As AIDS takes a heavy toll on the adult generations in Africa , grandparents and especially grandmothers are left in charge of their orphan grandchildren, who sometimes suffer from AIDS themselves. These families face intense social stigma and criticism, and often the grandmother’s pension is the family’s only support for basic needs, not to mention expensive treatment. To help grandmothers cope with the pain and struggles of raising orphaned grandchildren, Sister Rose Letwaba of the Alex-Tara Children's Clinic in South Africa started the “go-go support group.” Thirty grandmothers come to the group to share experiences, support each other, and work on creative projects.

Life expectancy growth causes problems in Spain (January 27, 2003) (in Russian)
There are more than 5 thousands people aged above 100 years currently in Spain. Scientists predict that by the year 2020 there will be about 2 million aged from 80 to 85 who need care and assistance.

Drug licensing is an expensive pleasure (January 23, 2003) (in Russian)
Starting December 2002, Ministry of Health Care of Russian Federation introduced mandatory drugs licensing to reduce circulation of fake imported drugs, whose share had grown recently from 7 to 12-13%. Experts from the pharmaceutical industry predict that this will result in price increases of 5-30%, and pensioners will suffer most, as the prices for the cheapest drugs will increase most.

Scandal of elderly mugged by post (January 22, 2003)
Elderly can suffer from legalised muggings like lotteries as well as commission chasing life insurance agents.  Some lonely elderly suffer from addiction to illegal lotteries and phony prize schemes. But legal protection and restrictions have to be balanced against civil liberties of the elderly, including “the freedom to spend their money in ways others might think unwise.”

Komi. About 40 senior citizens of Syktyvkar gave up there apartments to mayor’s office in exchange on material help (January 21, 2003) (in Russian)
In 2002, 38 senior citizens of Syktyvrar, Komi Republic, Russia, signed an agreement with city administration for lifetime material support. In exchange they gave up the property rights to their apartments for the benefit of the city.
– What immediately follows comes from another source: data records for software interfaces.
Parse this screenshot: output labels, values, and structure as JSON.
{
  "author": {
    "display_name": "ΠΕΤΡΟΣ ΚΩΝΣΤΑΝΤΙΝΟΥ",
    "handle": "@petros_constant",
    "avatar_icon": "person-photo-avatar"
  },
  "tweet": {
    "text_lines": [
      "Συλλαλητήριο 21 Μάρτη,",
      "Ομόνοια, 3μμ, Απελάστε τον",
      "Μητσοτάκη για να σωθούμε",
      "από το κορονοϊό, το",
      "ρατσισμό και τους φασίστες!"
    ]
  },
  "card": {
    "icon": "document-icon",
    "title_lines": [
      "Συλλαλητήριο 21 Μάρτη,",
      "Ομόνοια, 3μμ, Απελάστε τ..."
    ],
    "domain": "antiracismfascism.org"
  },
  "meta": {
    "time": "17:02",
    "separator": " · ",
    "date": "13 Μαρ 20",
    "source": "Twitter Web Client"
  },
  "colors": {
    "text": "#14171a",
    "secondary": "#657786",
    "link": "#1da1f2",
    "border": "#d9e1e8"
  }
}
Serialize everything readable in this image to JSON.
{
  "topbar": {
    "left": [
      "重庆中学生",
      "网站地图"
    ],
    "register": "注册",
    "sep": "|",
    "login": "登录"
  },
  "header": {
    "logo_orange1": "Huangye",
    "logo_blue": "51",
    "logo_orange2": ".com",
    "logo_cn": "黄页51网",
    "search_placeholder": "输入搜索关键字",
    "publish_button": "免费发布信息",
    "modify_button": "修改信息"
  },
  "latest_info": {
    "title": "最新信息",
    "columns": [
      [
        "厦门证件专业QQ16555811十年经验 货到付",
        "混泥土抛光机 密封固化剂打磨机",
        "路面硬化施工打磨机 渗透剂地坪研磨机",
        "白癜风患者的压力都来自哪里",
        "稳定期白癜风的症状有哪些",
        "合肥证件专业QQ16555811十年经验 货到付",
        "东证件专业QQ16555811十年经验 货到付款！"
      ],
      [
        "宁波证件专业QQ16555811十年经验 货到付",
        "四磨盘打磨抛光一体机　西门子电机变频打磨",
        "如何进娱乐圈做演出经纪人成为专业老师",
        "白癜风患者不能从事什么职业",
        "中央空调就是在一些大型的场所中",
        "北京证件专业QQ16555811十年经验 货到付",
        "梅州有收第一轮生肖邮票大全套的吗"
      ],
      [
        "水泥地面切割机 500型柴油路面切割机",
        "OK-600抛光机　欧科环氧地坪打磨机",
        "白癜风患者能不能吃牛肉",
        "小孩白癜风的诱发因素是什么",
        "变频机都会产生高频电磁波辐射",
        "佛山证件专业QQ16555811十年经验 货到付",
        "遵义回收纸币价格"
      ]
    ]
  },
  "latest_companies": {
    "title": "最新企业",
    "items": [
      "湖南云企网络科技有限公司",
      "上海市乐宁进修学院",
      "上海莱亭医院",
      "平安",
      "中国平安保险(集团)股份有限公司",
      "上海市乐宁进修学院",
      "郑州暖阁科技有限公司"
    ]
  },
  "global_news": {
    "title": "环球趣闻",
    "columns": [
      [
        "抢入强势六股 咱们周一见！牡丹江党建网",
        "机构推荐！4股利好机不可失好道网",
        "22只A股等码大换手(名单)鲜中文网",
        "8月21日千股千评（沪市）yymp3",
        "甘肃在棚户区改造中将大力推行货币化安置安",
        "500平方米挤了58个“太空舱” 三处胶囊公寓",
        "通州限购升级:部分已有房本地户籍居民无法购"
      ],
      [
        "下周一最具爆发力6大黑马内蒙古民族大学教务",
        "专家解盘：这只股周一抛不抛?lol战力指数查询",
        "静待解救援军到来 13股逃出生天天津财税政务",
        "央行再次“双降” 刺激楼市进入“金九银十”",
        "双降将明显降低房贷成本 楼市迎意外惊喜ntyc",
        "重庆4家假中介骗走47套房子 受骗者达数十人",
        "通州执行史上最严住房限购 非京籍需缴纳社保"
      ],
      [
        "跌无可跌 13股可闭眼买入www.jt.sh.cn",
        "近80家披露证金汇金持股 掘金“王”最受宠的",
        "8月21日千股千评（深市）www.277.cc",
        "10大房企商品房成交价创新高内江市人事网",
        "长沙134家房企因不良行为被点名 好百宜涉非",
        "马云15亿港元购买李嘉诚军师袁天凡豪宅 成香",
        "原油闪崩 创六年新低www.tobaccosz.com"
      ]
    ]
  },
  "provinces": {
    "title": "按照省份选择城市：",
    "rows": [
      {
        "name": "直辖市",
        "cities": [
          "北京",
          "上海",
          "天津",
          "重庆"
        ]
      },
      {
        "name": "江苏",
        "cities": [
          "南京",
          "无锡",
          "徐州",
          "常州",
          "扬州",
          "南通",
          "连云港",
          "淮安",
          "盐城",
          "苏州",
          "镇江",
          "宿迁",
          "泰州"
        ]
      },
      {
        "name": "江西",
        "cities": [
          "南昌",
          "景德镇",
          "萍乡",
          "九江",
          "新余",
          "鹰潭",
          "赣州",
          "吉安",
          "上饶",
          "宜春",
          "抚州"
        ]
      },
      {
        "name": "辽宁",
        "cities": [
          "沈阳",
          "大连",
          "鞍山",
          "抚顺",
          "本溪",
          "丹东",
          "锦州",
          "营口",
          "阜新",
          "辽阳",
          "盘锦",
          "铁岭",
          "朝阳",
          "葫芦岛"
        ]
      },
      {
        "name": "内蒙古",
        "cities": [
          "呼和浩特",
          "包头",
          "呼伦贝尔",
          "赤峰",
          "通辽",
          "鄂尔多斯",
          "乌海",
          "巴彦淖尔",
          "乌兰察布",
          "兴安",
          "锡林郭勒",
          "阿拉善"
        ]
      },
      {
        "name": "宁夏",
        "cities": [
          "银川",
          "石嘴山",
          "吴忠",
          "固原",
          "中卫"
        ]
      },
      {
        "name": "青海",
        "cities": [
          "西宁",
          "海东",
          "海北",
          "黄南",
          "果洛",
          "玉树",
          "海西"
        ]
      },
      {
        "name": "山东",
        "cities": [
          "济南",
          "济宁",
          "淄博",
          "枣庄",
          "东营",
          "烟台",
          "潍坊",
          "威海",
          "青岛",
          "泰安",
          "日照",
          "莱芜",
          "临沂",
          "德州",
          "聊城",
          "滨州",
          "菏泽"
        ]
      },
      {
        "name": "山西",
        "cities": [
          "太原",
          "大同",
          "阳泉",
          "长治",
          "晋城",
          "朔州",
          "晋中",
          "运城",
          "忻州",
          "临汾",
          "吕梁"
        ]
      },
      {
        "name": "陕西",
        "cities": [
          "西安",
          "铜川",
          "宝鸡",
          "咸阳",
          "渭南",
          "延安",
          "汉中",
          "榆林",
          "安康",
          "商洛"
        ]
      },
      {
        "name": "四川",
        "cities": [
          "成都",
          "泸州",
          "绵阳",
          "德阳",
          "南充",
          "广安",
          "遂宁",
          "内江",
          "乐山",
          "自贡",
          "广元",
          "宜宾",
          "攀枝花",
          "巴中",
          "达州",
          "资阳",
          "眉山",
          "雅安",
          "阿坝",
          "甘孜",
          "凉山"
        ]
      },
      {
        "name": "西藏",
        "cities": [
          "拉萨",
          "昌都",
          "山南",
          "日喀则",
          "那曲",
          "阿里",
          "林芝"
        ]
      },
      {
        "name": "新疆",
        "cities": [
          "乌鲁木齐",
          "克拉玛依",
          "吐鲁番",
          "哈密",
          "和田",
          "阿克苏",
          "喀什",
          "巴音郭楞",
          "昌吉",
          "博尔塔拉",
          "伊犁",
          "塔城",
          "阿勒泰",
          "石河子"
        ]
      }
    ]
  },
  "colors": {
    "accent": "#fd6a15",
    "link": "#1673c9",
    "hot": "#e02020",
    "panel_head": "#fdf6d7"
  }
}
Each pensioner receives additional 500-700 rubles a month, and the sum increases to 800 for those who reach 75 years of age. Pensioners also can get free foo
d and drugs, be transported to the hospitals if needed, and receive some other support. Officials say this service emerged in 1997, and the demand currently exceeds city’s capacity to meet it.

Englishmen struggle for their right to die (January 21, 2003) (in Russian)
A scandal has inflamed Great Britain around euthanasia, after it became known that Swiss doctors helped 74 years old Englishmen to voluntarily die. The last four years he suffered from progressing paralysis, and left for Switzerland shortly before his death, where legislation regarding the euthanasia is more lenient than in Britain.

Older Europeans are the biggest fans of travel (January 19, 2003) (in Russian)
Milan, Italy, hosts the second international exhibition “The Third Age in Tourism.” The growth of the number of pensioners reflects on the travel business: the number of older people make up 33% of tourists in Europe, they take 300 millions of tours a year, and spend €13,5 billions for these purposes.

Elderly and disabled will still get postal service (January 8, 2003)
Irish seniors and handicapped persons will continue to receive their mail delivered at home even if outside mailboxes are soon installed.  The Irish Post office, to save about 35 million euros a year, contracted for a supply of 500 000 mailboxes. Several political parties asked the Government to give up this project because it would be a hard blow for seniors with a risk of increasing isolation.

Wanted: People over 60 (January 6, 2003)
In Nakatsugawa-city, Japan, a local company manufacturing parts for home
electronic appliances, was recruiting part-time workers but only motivated
people aged 60 or over.